Provided records START
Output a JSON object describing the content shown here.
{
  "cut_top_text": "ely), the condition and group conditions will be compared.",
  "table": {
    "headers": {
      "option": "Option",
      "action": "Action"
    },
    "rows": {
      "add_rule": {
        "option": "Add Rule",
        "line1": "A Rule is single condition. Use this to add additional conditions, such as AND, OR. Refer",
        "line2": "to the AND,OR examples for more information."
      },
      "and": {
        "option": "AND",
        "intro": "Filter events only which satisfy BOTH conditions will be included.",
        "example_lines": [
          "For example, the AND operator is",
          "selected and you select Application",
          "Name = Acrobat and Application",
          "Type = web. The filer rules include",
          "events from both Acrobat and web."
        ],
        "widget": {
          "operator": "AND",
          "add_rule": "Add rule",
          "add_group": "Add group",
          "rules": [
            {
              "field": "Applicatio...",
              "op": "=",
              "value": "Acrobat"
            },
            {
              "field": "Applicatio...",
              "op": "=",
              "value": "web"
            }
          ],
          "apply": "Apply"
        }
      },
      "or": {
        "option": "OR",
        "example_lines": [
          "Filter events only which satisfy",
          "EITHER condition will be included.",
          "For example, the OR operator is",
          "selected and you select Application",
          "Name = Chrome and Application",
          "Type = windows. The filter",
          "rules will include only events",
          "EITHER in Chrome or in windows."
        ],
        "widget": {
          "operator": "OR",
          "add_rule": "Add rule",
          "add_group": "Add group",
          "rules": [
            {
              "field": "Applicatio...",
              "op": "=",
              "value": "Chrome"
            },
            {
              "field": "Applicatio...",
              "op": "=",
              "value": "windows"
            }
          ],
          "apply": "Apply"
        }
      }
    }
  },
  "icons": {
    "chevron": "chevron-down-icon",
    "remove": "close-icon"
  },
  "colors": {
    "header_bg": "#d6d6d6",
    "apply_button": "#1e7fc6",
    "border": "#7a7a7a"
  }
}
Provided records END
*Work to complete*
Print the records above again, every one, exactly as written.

*Answer section*
Output a JSON object describing the content shown here.
{
  "cut_top_text": "ely), the condition and group conditions will be compared.",
  "table": {
    "headers": {
      "option": "Option",
      "action": "Action"
    },
    "rows": {
      "add_rule": {
        "option": "Add Rule",
        "line1": "A Rule is single condition. Use this to add additional conditions, such as AND, OR. Refer",
        "line2": "to the AND,OR examples for more information."
      },
      "and": {
        "option": "AND",
        "intro": "Filter events only which satisfy BOTH conditions will be included.",
        "example_lines": [
          "For example, the AND operator is",
          "selected and you select Application",
          "Name = Acrobat and Application",
          "Type = web. The filer rules include",
          "events from both Acrobat and web."
        ],
        "widget": {
          "operator": "AND",
          "add_rule": "Add rule",
          "add_group": "Add group",
          "rules": [
            {
              "field": "Applicatio...",
              "op": "=",
              "value": "Acrobat"
            },
            {
              "field": "Applicatio...",
              "op": "=",
              "value": "web"
            }
          ],
          "apply": "Apply"
        }
      },
      "or": {
        "option": "OR",
        "example_lines": [
          "Filter events only which satisfy",
          "EITHER condition will be included.",
          "For example, the OR operator is",
          "selected and you select Application",
          "Name = Chrome and Application",
          "Type = windows. The filter",
          "rules will include only events",
          "EITHER in Chrome or in windows."
        ],
        "widget": {
          "operator": "OR",
          "add_rule": "Add rule",
          "add_group": "Add group",
          "rules": [
            {
              "field": "Applicatio...",
              "op": "=",
              "value": "Chrome"
            },
            {
              "field": "Applicatio...",
              "op": "=",
              "value": "windows"
            }
          ],
          "apply": "Apply"
        }
      }
    }
  },
  "icons": {
    "chevron": "chevron-down-icon",
    "remove": "close-icon"
  },
  "colors": {
    "header_bg": "#d6d6d6",
    "apply_button": "#1e7fc6",
    "border": "#7a7a7a"
  }
}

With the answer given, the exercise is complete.